Unless he's thinking far into the distant future, when everything from #655- 683 will be in one Omnibus and comprise one 'book collection', this seems to suggest that he thinks he's 3/5ths through the "one, big story" and that it'll be complete in twelve more issues or thereabouts, the number of comics it'd take to generate two more collections.


So as things stand... Final Crisis is a side-story, while Batman and Son, The Black Glove and Batman RIP make up both a three-volume novel and the first part of a five-part novel.

11 MAR 2009

This comes up again at IGN the following month...

IGN Comics: We've chatted at length with you in the past about your plans for Batman and how you view your work on the series as a long novel. Despite this being a new series, do you view this as a direct continuation of the previous work or would you consider this the beginning of a new novel?

Morrison: This is the next book in what will be a 5-volume series beginning 'Batman & Son' but it can be read on its own too. 'Batman and Robin' welcomes new readers!

[...]

IGN Comics: Do you consider Batman & Robin, despite featuring new people under the mask, yet another lens on the life of Bruce Wayne?

Morrison: No, this isn't about Bruce Wayne at all, except in as much as it deals with his absence.

It's a bit tricky by this stage to know what he means when he says 'book'. Does he mean book as in 'collection' or as in 'narative unit'?

After all, The Invisibles is structured as a three-volume novel, but is collected in seven trades. While Seven Soldiers is collected in four trades but is made up of seven 'books', which when combined with the two issues, build into one 'novel'.
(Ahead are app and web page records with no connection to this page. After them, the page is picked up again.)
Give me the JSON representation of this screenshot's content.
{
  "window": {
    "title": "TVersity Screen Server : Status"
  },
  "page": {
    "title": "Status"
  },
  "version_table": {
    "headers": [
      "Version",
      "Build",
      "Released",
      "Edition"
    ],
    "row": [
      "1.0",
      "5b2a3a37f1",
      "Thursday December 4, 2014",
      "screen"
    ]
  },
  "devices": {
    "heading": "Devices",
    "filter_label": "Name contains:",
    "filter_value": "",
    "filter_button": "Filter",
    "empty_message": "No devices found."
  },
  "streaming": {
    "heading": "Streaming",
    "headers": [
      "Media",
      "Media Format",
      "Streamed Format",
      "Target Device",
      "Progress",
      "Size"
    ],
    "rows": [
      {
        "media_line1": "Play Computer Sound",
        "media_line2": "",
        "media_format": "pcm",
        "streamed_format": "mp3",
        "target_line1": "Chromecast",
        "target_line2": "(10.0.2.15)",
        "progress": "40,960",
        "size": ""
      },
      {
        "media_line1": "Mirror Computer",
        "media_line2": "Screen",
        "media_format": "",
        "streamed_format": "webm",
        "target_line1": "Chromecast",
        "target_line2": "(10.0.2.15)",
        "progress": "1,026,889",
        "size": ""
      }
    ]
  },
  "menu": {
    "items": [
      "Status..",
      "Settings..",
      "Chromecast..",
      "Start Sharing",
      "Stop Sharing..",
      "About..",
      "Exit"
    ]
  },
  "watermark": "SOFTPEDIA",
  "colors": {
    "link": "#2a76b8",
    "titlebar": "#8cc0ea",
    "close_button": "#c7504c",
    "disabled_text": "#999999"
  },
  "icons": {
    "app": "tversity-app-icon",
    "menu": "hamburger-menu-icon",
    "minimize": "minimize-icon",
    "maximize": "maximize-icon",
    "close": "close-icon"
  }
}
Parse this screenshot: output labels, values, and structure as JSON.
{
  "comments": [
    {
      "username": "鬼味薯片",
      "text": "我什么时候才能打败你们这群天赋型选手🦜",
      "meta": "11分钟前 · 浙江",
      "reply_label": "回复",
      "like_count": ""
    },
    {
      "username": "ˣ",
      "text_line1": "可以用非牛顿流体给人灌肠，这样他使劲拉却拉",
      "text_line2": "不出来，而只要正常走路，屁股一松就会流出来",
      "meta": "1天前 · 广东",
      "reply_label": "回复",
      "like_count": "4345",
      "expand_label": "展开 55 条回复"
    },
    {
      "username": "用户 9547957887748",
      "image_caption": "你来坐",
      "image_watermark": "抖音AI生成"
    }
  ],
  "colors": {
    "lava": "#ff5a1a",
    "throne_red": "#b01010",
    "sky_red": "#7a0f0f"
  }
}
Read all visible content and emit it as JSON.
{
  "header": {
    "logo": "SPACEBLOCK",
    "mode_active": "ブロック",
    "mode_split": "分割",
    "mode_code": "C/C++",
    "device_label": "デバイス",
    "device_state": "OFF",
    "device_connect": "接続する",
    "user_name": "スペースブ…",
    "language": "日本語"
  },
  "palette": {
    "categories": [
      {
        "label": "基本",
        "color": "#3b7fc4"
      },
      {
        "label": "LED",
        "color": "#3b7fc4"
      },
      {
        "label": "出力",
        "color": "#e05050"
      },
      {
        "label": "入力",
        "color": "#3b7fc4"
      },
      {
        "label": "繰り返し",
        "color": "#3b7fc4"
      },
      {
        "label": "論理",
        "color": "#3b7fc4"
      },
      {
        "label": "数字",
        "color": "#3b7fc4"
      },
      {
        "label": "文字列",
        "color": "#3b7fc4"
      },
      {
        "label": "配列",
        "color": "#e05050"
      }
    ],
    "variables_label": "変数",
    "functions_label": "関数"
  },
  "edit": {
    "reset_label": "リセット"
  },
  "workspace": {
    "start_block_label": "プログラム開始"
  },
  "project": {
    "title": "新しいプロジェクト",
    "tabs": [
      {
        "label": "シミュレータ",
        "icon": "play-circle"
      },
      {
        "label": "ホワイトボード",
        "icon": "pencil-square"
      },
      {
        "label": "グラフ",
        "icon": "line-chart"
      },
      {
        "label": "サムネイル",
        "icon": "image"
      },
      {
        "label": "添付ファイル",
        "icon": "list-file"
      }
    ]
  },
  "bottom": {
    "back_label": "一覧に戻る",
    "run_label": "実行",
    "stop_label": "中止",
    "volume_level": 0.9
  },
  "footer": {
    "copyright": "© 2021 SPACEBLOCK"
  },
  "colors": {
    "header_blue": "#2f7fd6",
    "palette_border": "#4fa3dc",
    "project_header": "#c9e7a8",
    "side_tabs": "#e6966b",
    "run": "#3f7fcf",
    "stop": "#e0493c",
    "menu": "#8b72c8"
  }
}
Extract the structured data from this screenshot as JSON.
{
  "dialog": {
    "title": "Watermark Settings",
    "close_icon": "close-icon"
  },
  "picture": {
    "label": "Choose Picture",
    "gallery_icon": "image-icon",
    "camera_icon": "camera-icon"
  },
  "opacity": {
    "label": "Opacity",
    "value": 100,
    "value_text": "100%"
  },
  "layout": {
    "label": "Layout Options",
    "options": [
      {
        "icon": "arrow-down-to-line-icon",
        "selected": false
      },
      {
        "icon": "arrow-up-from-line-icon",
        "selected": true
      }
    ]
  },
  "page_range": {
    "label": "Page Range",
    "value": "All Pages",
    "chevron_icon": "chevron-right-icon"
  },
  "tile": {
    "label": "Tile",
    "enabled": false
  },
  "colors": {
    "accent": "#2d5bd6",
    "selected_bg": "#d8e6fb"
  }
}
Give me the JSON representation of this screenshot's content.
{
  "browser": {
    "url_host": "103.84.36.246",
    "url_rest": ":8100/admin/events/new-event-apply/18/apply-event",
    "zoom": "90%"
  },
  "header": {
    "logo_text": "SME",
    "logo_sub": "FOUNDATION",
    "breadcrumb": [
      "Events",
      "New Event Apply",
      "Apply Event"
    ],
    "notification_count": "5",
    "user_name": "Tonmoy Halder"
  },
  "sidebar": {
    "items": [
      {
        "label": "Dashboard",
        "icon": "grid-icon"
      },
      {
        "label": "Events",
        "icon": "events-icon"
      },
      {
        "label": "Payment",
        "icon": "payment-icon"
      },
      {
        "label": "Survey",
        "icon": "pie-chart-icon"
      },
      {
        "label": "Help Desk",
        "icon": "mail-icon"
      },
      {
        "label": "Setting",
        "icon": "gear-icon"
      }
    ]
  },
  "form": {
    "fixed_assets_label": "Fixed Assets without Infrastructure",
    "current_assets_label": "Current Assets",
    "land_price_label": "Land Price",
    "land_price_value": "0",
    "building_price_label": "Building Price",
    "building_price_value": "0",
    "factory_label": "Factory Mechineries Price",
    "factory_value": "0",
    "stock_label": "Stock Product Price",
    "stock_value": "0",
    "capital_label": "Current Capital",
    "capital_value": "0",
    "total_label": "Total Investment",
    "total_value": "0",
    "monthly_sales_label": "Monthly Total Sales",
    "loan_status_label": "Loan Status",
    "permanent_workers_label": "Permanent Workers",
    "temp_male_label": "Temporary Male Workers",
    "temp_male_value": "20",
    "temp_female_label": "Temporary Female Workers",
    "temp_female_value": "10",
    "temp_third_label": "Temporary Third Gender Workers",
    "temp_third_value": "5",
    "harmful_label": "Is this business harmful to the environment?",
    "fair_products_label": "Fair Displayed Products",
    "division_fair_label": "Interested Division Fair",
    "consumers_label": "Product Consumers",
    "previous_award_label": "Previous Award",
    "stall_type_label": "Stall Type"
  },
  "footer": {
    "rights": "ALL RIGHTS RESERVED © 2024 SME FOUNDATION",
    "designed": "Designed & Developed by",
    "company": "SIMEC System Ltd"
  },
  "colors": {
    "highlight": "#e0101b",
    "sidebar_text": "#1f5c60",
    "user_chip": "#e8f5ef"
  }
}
So when he says Batman and Robin is the next book of five, it's not obvious if he means that the two collections it'll generate will make up books four and five of the "one, big story" or if he's thinking of all twelve issues of Batman and Robin as book four.

If it's the former, and the "one, big story" comprises...

Batman and Son

The Black Glove

Batman RIP

'Batman and Robin vol1'

'Batman and Robin vol2'

...and if Batman and Robin doesn't deal with Bruce at all,
then Morrison's "one, big story" unexpectedly doesn't include Bruce's return.

But wait! What's this...

22nd MAY 2009


IGN

IGN Comics: Speaking of Bruce Wayne – there are a lot of dangling plot threads and questions left from RIP and Final Crisis, specifically with Bruce in the past. How much of that will you be tackling in this twelve-issue run?

Morrison: Everything about that will be tied up by the end. Everything that's happening with Bruce and Bruce's world will be revealed in detail and resolved by the end of Batman and Robin's first year.

It may be worth noting for later that there's a possible dodge there. He says it'll all be tied up by the end of Batman and Robin's first year, but doesn't actually say that'll happen in Batman and Robin.

1st July 2009
io9

Here we learn that yes, Batman and Robin's twelve issues was to have been the end of the Morrison Uber-Bat Epic, but that things may be changing...

io9: You've talked before about how the first year of the series works out, with artist Frank Quitely drawing the first and last three issues. What happens after the first year of the book? Are you planning on sticking around with Batman as a character, or will you be finished with Gotham for awhile once #13 rolls around?

Morrison: That was the original plan but I can't seem to stop coming up with ideas for Batman, so we'll see how it goes.